Introduction to Product Protyping

The first step in prototyping is clearly defining the type of prototype you need. Not all prototypes are created equal, and a “best” type of prototype depends on the job at hand.

 Basic prototyping is, in essence, a homemade garage product. Prototypes engineered from odds and ends lying around the house aren’t the most aesthetically pleasing or even the most efficient, but are important catalysts in turning an idea into an object. This involves breaking the problem down into its most basic functions and re-assembling parts into something the world has never seen before.

Advanced prototyping is a more polished deliverable, usually completed with the help of a pro manufacturer. It has a more put-together feel than a basic prototype and closely approaches what the final product will consist of.

Manufacturing prototyping is more sophisticated than the previous two routes, and is meant to function and look exactly like an end product. Size, shape, material and even colors and labels should be spot-on and predictive of what will be in your future inventory.

Virtual Prototyping is created using the help of a computer; the design has no tangible aspect. Virtual prototypes allow you to study theoretical conditions of the product when it’s being used. It also lets you easily and instantly send your prototype around the world via the Internet instead of mailing a clunky, breakable, and potentially heavy package.

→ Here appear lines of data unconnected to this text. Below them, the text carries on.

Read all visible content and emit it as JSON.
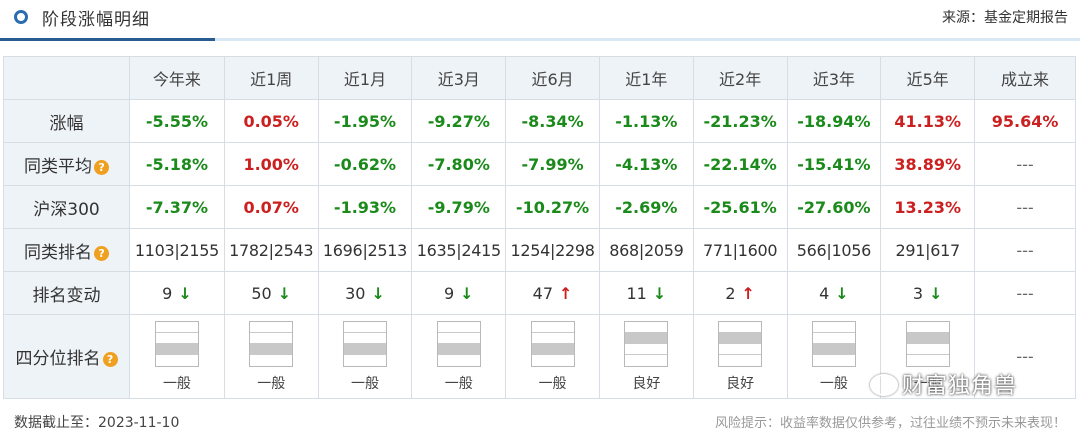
{
  "header": {
    "title": "阶段涨幅明细",
    "source": "来源：基金定期报告"
  },
  "columns": [
    "今年来",
    "近1周",
    "近1月",
    "近3月",
    "近6月",
    "近1年",
    "近2年",
    "近3年",
    "近5年",
    "成立来"
  ],
  "rows": {
    "change": {
      "label": "涨幅",
      "values": [
        "-5.55%",
        "0.05%",
        "-1.95%",
        "-9.27%",
        "-8.34%",
        "-1.13%",
        "-21.23%",
        "-18.94%",
        "41.13%",
        "95.64%"
      ]
    },
    "peer_avg": {
      "label": "同类平均",
      "help_icon": "question-icon",
      "values": [
        "-5.18%",
        "1.00%",
        "-0.62%",
        "-7.80%",
        "-7.99%",
        "-4.13%",
        "-22.14%",
        "-15.41%",
        "38.89%",
        "---"
      ]
    },
    "csi300": {
      "label": "沪深300",
      "values": [
        "-7.37%",
        "0.07%",
        "-1.93%",
        "-9.79%",
        "-10.27%",
        "-2.69%",
        "-25.61%",
        "-27.60%",
        "13.23%",
        "---"
      ]
    },
    "peer_rank": {
      "label": "同类排名",
      "help_icon": "question-icon",
      "values": [
        "1103|2155",
        "1782|2543",
        "1696|2513",
        "1635|2415",
        "1254|2298",
        "868|2059",
        "771|1600",
        "566|1056",
        "291|617",
        "---"
      ]
    },
    "rank_change": {
      "label": "排名变动",
      "values": [
        {
          "num": "9",
          "arrow": "↓",
          "dir": "down"
        },
        {
          "num": "50",
          "arrow": "↓",
          "dir": "down"
        },
        {
          "num": "30",
          "arrow": "↓",
          "dir": "down"
        },
        {
          "num": "9",
          "arrow": "↓",
          "dir": "down"
        },
        {
          "num": "47",
          "arrow": "↑",
          "dir": "up"
        },
        {
          "num": "11",
          "arrow": "↓",
          "dir": "down"
        },
        {
          "num": "2",
          "arrow": "↑",
          "dir": "up"
        },
        {
          "num": "4",
          "arrow": "↓",
          "dir": "down"
        },
        {
          "num": "3",
          "arrow": "↓",
          "dir": "down"
        },
        {
          "num": "---",
          "arrow": "",
          "dir": "none"
        }
      ]
    },
    "quartile": {
      "label": "四分位排名",
      "help_icon": "question-icon",
      "values": [
        {
          "label": "一般",
          "filled_quartile": 3
        },
        {
          "label": "一般",
          "filled_quartile": 3
        },
        {
          "label": "一般",
          "filled_quartile": 3
        },
        {
          "label": "一般",
          "filled_quartile": 3
        },
        {
          "label": "一般",
          "filled_quartile": 3
        },
        {
          "label": "良好",
          "filled_quartile": 2
        },
        {
          "label": "良好",
          "filled_quartile": 2
        },
        {
          "label": "一般",
          "filled_quartile": 3
        },
        {
          "label": "一般",
          "filled_quartile": 2
        },
        {
          "label": "---",
          "filled_quartile": 0
        }
      ]
    }
  },
  "footer": {
    "date": "数据截止至：2023-11-10",
    "risk": "风险提示：收益率数据仅供参考，过往业绩不预示未来表现！"
  },
  "watermark": "财富独角兽",
  "colors": {
    "positive": "#cc1f1f",
    "negative": "#1a8a1a",
    "accent": "#2a5d8f",
    "header_bg": "#eef3f8"
  }
}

With the above four options in mind, consider the goal of the prototype, which may or may not have heavy overlap with the goal of the project overall. There are “works-like” prototypes and “looks-like” prototypes, which mean there are devices meant to mimic either the application or appearance of a final product, respectively. Who will be studying and using your prototype dictates which type you should construct — whether it’s specific clients assessing the prototype’s chance of success, donors on Kickstarter pitching in, or just your own troubleshooting and idea building. As a step in bringing a product to market, the overall cost of prototype creation needs to be scrutinized and legitimized. Especially when working with high-cost materials, it’s easy to let the cost of a prototype production spiral into the absurd. The momentum gained by 3D printing over the past few years has also been a saving grace for many inventors, as it allows easy translation from virtual prototyping to physical manifestation.

As you can see, the term “prototype” is a broad brush. Don’t be afraid to take the time to figure out not only where you are in the prototyping process, but also where your terminal goal is. You can spend mountains of money in prototyping — just make sure your money is being invested into the best process.